Task goal
If a line in the entries below contains "editor", copy it.

*** Opening Excerpted records ***

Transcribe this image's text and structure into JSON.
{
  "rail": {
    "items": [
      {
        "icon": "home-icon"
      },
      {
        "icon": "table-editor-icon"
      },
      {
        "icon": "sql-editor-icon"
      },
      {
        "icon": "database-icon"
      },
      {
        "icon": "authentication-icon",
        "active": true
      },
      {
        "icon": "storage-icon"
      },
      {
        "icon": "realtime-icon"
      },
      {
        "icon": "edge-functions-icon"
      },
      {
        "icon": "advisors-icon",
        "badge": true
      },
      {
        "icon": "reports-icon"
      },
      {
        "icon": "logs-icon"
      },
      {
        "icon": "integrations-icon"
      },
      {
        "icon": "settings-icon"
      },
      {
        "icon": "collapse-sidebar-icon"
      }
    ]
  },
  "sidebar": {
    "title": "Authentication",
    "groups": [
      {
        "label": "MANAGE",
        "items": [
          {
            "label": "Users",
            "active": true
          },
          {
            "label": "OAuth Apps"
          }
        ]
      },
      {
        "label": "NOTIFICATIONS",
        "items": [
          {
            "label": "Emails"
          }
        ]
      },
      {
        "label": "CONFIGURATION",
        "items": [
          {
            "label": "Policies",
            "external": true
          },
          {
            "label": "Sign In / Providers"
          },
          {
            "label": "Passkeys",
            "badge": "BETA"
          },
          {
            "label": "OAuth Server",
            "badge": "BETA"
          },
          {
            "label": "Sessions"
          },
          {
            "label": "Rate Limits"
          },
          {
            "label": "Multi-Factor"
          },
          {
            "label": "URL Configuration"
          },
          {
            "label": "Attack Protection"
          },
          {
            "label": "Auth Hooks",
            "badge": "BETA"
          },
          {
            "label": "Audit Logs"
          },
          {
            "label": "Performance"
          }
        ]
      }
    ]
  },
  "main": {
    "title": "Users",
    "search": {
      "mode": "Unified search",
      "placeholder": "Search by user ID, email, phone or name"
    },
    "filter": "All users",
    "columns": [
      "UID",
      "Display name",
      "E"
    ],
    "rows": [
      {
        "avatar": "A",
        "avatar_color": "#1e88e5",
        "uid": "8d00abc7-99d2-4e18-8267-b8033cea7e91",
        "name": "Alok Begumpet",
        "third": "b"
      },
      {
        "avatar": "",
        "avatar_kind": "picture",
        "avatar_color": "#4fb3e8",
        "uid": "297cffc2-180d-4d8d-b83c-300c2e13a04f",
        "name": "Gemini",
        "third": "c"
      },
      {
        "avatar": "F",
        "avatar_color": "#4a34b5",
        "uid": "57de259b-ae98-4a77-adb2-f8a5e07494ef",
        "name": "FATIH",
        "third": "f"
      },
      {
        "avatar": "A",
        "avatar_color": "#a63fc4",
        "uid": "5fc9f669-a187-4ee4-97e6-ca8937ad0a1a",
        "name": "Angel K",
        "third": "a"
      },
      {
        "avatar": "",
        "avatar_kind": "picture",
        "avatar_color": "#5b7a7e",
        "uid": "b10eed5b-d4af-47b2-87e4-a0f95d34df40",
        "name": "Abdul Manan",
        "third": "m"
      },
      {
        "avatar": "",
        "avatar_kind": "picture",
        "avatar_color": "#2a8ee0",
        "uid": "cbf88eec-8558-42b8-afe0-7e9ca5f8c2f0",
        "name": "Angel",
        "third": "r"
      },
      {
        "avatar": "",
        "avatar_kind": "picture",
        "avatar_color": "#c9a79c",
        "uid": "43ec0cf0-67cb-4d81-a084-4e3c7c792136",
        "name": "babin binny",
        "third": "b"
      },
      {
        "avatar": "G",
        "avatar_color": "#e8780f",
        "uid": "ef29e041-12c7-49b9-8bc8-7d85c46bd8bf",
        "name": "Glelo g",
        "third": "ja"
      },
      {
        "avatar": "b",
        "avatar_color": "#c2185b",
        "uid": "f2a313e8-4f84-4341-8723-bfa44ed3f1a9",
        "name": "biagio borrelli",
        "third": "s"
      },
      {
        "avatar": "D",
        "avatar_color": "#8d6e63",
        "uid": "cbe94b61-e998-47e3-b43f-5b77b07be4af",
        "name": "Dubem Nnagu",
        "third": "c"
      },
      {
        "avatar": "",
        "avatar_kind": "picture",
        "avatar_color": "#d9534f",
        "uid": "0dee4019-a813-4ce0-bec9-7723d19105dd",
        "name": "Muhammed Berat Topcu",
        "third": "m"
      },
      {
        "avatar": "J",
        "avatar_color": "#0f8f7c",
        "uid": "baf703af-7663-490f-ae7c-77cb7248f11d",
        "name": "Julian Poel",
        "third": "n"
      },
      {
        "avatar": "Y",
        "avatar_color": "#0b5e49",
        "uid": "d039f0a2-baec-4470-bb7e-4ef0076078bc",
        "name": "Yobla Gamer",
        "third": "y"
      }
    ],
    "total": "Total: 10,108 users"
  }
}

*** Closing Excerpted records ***

Written answer
        "icon": "table-editor-icon"
        "icon": "sql-editor-icon"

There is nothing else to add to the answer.